- SUPPLIED RECORDS -
┄┄┄┄┄┄┄┄┄┄
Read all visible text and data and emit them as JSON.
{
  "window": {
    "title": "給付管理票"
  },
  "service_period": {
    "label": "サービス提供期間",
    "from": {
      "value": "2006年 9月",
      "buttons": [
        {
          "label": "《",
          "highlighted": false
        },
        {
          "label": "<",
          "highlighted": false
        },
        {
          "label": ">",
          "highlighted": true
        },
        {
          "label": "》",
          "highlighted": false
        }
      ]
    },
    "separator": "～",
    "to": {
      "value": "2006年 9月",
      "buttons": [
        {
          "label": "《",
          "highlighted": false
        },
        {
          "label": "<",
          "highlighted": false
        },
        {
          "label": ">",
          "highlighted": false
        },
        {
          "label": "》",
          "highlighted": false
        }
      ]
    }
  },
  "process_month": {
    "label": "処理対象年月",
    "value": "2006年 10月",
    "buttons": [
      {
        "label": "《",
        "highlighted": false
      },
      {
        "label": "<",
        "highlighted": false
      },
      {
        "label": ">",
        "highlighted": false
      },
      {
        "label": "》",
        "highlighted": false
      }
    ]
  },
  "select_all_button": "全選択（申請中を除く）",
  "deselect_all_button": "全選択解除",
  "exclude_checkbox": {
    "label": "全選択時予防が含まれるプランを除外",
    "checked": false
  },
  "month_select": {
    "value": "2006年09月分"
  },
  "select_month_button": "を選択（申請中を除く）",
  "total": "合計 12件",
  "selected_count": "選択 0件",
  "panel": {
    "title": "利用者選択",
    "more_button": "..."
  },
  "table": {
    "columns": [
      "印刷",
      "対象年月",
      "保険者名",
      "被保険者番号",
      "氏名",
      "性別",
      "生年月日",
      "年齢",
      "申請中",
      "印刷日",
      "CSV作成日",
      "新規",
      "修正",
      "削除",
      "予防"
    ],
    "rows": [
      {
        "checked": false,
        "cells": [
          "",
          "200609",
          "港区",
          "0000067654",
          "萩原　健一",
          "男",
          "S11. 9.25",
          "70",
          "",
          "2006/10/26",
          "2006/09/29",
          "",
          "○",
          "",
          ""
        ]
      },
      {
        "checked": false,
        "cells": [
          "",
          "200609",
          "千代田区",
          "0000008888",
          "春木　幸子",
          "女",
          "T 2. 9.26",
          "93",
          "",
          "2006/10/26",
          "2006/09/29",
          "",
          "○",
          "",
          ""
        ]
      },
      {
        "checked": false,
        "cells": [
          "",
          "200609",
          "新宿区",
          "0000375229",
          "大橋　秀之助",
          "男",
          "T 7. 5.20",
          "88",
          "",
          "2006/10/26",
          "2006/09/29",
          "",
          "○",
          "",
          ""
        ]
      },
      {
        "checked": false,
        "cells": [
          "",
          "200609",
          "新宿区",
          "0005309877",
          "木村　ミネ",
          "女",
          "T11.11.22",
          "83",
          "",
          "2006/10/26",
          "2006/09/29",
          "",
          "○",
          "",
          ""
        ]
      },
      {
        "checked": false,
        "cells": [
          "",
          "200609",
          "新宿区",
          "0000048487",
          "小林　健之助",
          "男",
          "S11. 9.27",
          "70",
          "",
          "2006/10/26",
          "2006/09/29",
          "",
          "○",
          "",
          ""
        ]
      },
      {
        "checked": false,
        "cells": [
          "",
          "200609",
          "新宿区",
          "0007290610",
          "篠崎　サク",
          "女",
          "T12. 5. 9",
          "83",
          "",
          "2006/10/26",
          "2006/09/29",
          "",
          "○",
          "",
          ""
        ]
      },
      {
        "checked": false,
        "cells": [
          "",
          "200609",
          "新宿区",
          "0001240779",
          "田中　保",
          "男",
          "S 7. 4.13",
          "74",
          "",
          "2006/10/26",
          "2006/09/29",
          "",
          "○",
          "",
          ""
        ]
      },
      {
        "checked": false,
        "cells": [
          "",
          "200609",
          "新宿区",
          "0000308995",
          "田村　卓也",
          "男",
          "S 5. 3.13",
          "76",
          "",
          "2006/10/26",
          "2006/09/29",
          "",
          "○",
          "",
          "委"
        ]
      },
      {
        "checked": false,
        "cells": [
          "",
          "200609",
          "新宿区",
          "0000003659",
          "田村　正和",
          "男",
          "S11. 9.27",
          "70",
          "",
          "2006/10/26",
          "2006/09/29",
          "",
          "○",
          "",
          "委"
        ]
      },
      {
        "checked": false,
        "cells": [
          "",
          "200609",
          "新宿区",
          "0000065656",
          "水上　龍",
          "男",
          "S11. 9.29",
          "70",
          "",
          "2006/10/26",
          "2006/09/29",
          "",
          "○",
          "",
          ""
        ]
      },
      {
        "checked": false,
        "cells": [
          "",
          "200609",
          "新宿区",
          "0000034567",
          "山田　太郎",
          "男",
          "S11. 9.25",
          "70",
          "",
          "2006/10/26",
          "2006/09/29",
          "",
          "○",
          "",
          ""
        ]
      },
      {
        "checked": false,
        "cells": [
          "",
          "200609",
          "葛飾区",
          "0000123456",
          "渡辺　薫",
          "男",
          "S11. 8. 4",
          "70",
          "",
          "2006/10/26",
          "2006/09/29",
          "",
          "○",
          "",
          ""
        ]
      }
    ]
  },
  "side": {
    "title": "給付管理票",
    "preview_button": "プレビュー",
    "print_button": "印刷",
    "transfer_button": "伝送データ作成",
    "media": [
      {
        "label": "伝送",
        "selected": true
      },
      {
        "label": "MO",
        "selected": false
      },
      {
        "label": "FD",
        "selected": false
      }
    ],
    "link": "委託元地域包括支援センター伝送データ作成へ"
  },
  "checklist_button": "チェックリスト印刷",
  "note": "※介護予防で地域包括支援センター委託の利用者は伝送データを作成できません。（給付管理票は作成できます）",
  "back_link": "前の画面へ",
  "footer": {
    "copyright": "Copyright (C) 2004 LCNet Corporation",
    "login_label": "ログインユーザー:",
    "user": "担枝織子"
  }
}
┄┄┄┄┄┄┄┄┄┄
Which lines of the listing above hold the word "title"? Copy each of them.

- FINISHED EXERCISE -
    "title": "給付管理票"
    "title": "利用者選択",
    "title": "給付管理票",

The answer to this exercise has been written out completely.